For example, anti-worm treatments are readily available and feather lice can be well prevented by treating chickens preventively. The most important thing is to keep a close eye on the chickens and spot symptoms. Untreated chicken diseases can have serious consequences. Especially in the summer, the chickens have to be monitored extra. Many diseases mainly occur when it is warm. There are also ways that the chickens are less likely to get sick.
How do you prevent sick chickens?
By keeping the food clean you can prevent many infections as much as possible. Buy good feeding troughs, preferably one that the chicken can open itself. Also, ensure a clean and dry loft. Many diseases can develop better in a moist environment. Ventilation and a good ground cover that stays dry are therefore very important. Also regularly disinfect the loft and materials.

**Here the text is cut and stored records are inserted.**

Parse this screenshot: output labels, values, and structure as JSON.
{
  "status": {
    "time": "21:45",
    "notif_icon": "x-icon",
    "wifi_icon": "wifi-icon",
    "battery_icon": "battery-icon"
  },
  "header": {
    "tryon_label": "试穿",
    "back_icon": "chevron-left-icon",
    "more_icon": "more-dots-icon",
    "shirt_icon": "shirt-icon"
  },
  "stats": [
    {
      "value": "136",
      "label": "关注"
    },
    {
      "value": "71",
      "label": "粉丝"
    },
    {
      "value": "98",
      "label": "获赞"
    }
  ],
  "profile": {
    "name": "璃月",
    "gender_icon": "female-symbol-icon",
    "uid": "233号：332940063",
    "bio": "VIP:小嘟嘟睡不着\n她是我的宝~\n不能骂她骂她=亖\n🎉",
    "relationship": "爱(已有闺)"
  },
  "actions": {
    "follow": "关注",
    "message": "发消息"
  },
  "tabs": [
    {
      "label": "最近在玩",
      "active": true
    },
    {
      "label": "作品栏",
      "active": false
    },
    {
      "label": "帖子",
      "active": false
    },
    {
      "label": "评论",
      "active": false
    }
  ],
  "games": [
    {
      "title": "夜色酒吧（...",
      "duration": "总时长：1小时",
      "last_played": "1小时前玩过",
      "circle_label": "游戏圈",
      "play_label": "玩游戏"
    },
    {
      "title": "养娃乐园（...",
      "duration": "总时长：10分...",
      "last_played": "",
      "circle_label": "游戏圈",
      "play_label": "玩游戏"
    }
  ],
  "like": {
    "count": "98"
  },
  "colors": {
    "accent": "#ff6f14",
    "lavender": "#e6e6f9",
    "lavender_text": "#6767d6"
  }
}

This kills bacteria and fungi that can make chickens sick. After all, many diseases are transmitted through contaminated feces. Therefore, make sure that no other birds can defecate in the run and that vermin stays away from the coop. Also regularly clean up the feces of the chickens.